Retirement Income Planning: What ROI Means (Or Should Mean) To Retirees
No retiree wants to discover that his or her retirement income is at risk. Last month I explained why most retirees should have a plan for monthly income that protects against risks that can diminish one’s capacity to generate sufficient income. Using an example of 10 financially identical retirees, I showed how remarkably different financial outcomes are possible based solely upon minor differences in the timing of retirement. I showed how timing Risk, especially, warrants your careful attention.
Today, I will explain why retirees should view the popular term “ROI” differently than younger investors, and why understanding its meaning in a different context is important to financial success in retirement.
Most investors, including retired investors, logically associate ROI with return-on-investment. This makes sense. When investing, we’re typically concerned with “returns” above all else. The higher the rate of return we can earn on our investments the better. Financial advisers design investment portfolios that seek to maximize returns consistent with the investor’s tolerance for risk. Younger investors typically strive for the highest possible ROI because they have time on their side. Their objective is to accumulate the greatest amount of money possible.
As investors approach retirement, their investment focus often changes to a more conservative approach. This is the time when many people shift a portion of their investments in equities to bonds and cash. This makes sense as it helps to limit the potential damage resulting from investment losses should equities turn downward just prior to the investor moving into retirement. However, when the time comes for the retiree to begin the distribution of his or her savings in order to generate monthly income, another mindset is called for.
“Distribution Time” is When ROI Takes on a New Definition
Here’s a quick thought experiment: Picture yourself as a recent retiree. While you can’t know how long you’ll live in retirement, you’re both in good health and mindful of the possibility that your retirement may endure for decades. Considering that you are no longer earning a salary from work, you recognize that to cover your monthly living expenses you will be relying upon your retirement savings to produce income. Imagine that at this juncture you are approached by a financial adviser who poses these two questions: Are you interested in an investment strategy that seeks to produce the highest return-on-investment (ROI)? Or would you prefer a strategy that seeks to produce the highest reliability of income (ROI)? Although this is the first time you’ve been asked these particular questions, you’re probably going to tell the financial adviser that your top priority is achieving the highest reliability of income. In this regard, you are typical of the majority of retirees who respond this way when asked about which objective is most important to them.

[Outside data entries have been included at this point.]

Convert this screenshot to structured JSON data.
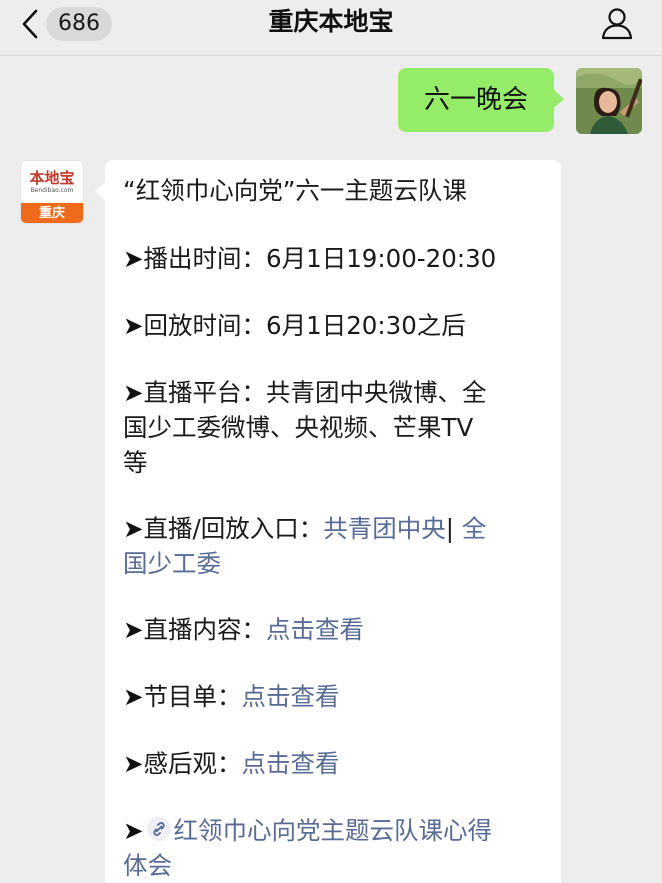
{
  "header": {
    "back_count": "686",
    "title": "重庆本地宝"
  },
  "outgoing": {
    "text": "六一晚会"
  },
  "sender": {
    "logo_text": "本地宝",
    "logo_domain": "Bendibao.com",
    "logo_city": "重庆"
  },
  "message": {
    "headline": "“红领巾心向党”六一主题云队课",
    "arrow": "➤",
    "broadcast_label": "播出时间：",
    "broadcast_value": "6月1日19:00-20:30",
    "replay_label": "回放时间：",
    "replay_value": "6月1日20:30之后",
    "platform_label": "直播平台：",
    "platform_value_line1": "共青团中央微博、全",
    "platform_value_line2": "国少工委微博、央视频、芒果TV",
    "platform_value_line3": "等",
    "entry_label": "直播/回放入口：",
    "entry_link1": "共青团中央",
    "entry_sep": "| ",
    "entry_link2_part1": "全",
    "entry_link2_part2": "国少工委",
    "content_label": "直播内容：",
    "content_link": "点击查看",
    "program_label": "节目单：",
    "program_link": "点击查看",
    "review_label": "感后观：",
    "review_link": "点击查看",
    "article_link_line1": "红领巾心向党主题云队课心得",
    "article_link_line2": "体会"
  },
  "colors": {
    "background": "#ededed",
    "outgoing_bubble": "#95ec69",
    "link": "#576b95",
    "logo_orange": "#f06a1b"
  }
}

The problem is that too few financial advisers frame the issue in this manner with the result that many retirees are never asked to choose between what amounts to mutually exclusive investment objectives. It’s simply not possible to construct investment portfolios that simultaneously seek to deliver on both definitions of “ROI.” Retirees, therefore, must clearly communicate their properties to their financial advisers.
If you are a retiree whose objective is the highest reliability of income, let me suggest a simple framework that will help you select a financial adviser whose expertise and focus aligns with your preference. During your first meeting with the financial adviser, ask these three simple questions:
- Is the focus of your practice working with retirees who face the need to convert their savings into monthly retirement income?
- Do you favor constructing investment portfolios that seek the greatest investment accumulation, or the highest reliability of income?
- How do you set up a retiree’s portfolio to deliver monthly income?
How the adviser answers these three questions will give you a great starting point for selecting the adviser who will work most successfully with you in retirement. Question one must be answered, “yes.” Retirement income planning is a distinct practice specialty, and not all financial advisers have the necessary expertise to properly guide you.
Question two must be answered, “reliability of income.” A significant segment of the financial adviser population continues to prioritize investment accumulation above all else when working with both younger and older clients. Most retirees will be best served when working with an adviser who specializes in constructing portfolios that seek reliable monthly income.
When evaluating the financial adviser’s answer to question three, what you do not want to hear is any answer that indicates the use of a “systematic” or “regular withdrawal” approach. Rather, you’ll want to look for answers that describe investing strategies that blend both safe and at-risk investments, the inclusion of annuities and an overall focus on mitigating risks.
Recalling that no retiree stops needing income, this is the best way to help ensure that your retirement income will continue for life.